"Broussard’s book is distinguished by at least two elements: its extraordinarily expansive scope on the one hand, and its no-nonsense approach to both the problem and its solutions on the other...It is undeniably hard not to be overwhelmed by the seemingly unstoppable course of technological development in the contemporary world, especially around AI and everything it appears poised to reinvent. But cynicism can also be a hiding place for privilege, and those who say despairingly that nothing can be done are often those who stand to benefit most from nothing being done."
"As machine learning capabilities only continue to improve, finding more ethical – and therefore more equitable – solutions to programming is an increasing priority for tech companies and developers. Broussard’s book calls to mind the work of Anna Jean-Baptiste, and points to an overall cultural focus on equity and inclusivity.”
"Why you should read it: You’re a tech leader who understands that there is always bias in modern technologies – you recognize the fallibility of humans – but you want to learn about potential solutions to this problem. Explore the frameworks that target specific demographics as “other” in the first place. This is essential reading for anyone invested in building a more equitable future."
–The Enterprisers Project
"When technology reinforces inequality, it’s not just a glitch—it’s a signal that we need to redesign our systems to create a more equitable world."

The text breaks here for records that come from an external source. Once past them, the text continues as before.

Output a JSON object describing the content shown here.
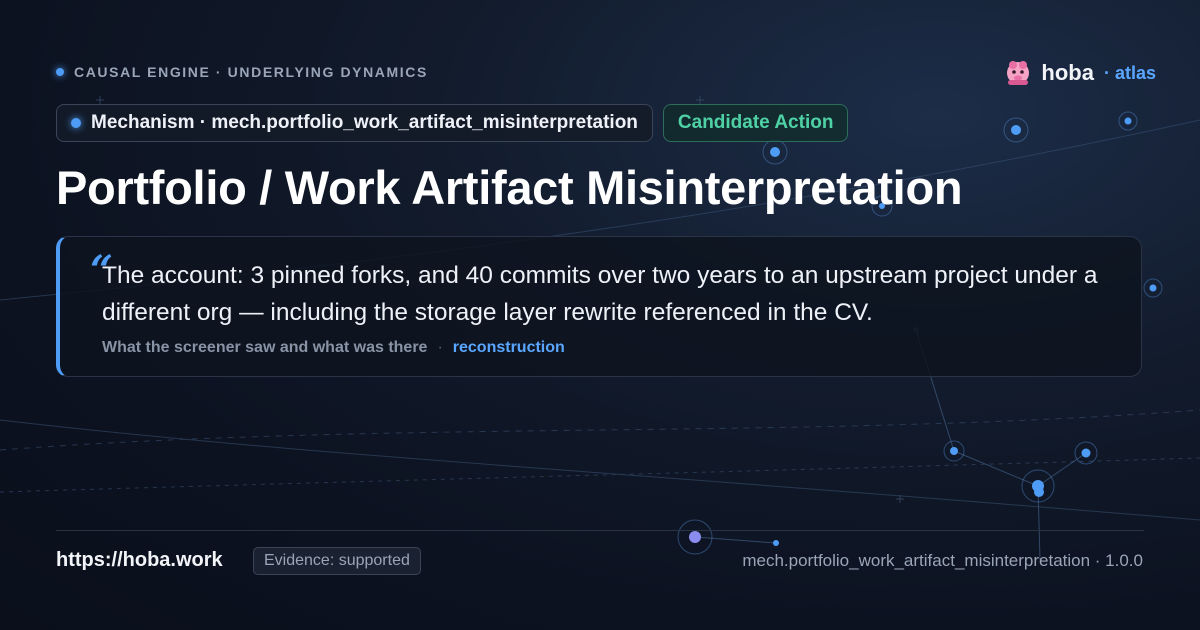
{
  "header": {
    "eyebrow": "CAUSAL ENGINE · UNDERLYING DYNAMICS",
    "brand_name": "hoba",
    "brand_sub": "· atlas"
  },
  "chips": {
    "mechanism": "Mechanism · mech.portfolio_work_artifact_misinterpretation",
    "action": "Candidate Action"
  },
  "title": "Portfolio / Work Artifact Misinterpretation",
  "quote": {
    "mark": "“",
    "text": "The account: 3 pinned forks, and 40 commits over two years to an upstream project under a different org — including the storage layer rewrite referenced in the CV.",
    "source": "What the screener saw and what was there",
    "separator": "·",
    "tag": "reconstruction"
  },
  "footer": {
    "url": "https://hoba.work",
    "evidence": "Evidence: supported",
    "id_version": "mech.portfolio_work_artifact_misinterpretation · 1.0.0"
  },
  "colors": {
    "accent": "#4e9cf5",
    "action": "#4fd1a6",
    "brand_sub": "#5aa6ff"
  },
  "icons": {
    "brand": "hoba-mascot-icon",
    "status": "status-dot-icon"
  }
}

–The Next Big Idea Club
"An artificial-intelligence (AI) ‘glitch’ is a problem neither expected nor consequential. Bias, by contrast, is baked in and disastrous, argues data scientist Meredith Broussard, one of very few Black women in this field, who focuses on AI and journalism."
A sharp rebuke of technochauvinism.

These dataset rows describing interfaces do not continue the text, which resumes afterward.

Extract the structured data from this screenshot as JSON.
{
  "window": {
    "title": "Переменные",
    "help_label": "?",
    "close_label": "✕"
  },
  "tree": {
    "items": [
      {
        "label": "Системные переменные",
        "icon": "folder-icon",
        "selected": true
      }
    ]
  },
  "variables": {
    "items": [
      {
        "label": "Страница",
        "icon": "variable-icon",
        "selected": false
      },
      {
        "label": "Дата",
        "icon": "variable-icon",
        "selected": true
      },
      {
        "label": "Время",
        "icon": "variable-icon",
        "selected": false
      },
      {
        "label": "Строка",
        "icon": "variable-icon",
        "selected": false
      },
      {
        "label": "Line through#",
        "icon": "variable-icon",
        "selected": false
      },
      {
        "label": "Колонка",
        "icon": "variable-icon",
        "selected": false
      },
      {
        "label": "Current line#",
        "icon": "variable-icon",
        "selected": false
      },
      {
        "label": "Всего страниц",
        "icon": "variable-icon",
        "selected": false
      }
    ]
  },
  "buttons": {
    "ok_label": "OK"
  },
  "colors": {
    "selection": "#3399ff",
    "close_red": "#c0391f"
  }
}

Broussard brings her perspective as a multiracial woman, data journalist, and computer scientist to an eye-opening critique of racism, sexism, and ableism in technology. She decries technochauvinism, which she defines as “a kind of bias that considers computational solutions to be superior to all other solutions.” Examining the use of AI programs in areas such as facial recognition, learning assessment, and medical diagnosis, Broussard argues persuasively that algorithmic systems “often act in racist ways because they are built using training data that reflects racist actions or policies.” Moreover, these systems have been developed by “able-bodied, white, cis-gender, American men” who test programs on a similar pool. Racial bias is blatant when facial recognition programs are instituted in policing, leading to harassment and false arrests. “Facial recognition is known to work better on people with light skin than dark skin,” she writes, “better on men than on women, and it routinely misgenders trans, nonbinary, or gender nonconforming people.” Broussard explains clearly how data sets limit the efficacy of AI in predictive policing—“a strategy that uses statistics to predict future crimes”—as well as in medical diagnostics: “The skin cancer AIs are likely to work only on light skin because that’s what is in the training data.” The author draws on her own experience with breast cancer to point out the inadequacy of an AI assessment that missed her disease. Fortunately, her experienced doctor did not even consult the AI results. Broussard highlights the work of the Algorithmic Justice League, the Surveillance Technology Oversight Project, and other groups involved in algorithmic auditing. “If we are building AI systems that intervene in people’s lives,” she warns, “we need to maintain and inspect and replace the systems the same way we maintain and inspect and replace bridges and roads.”
An informed analysis of one of the insidious elements of technology.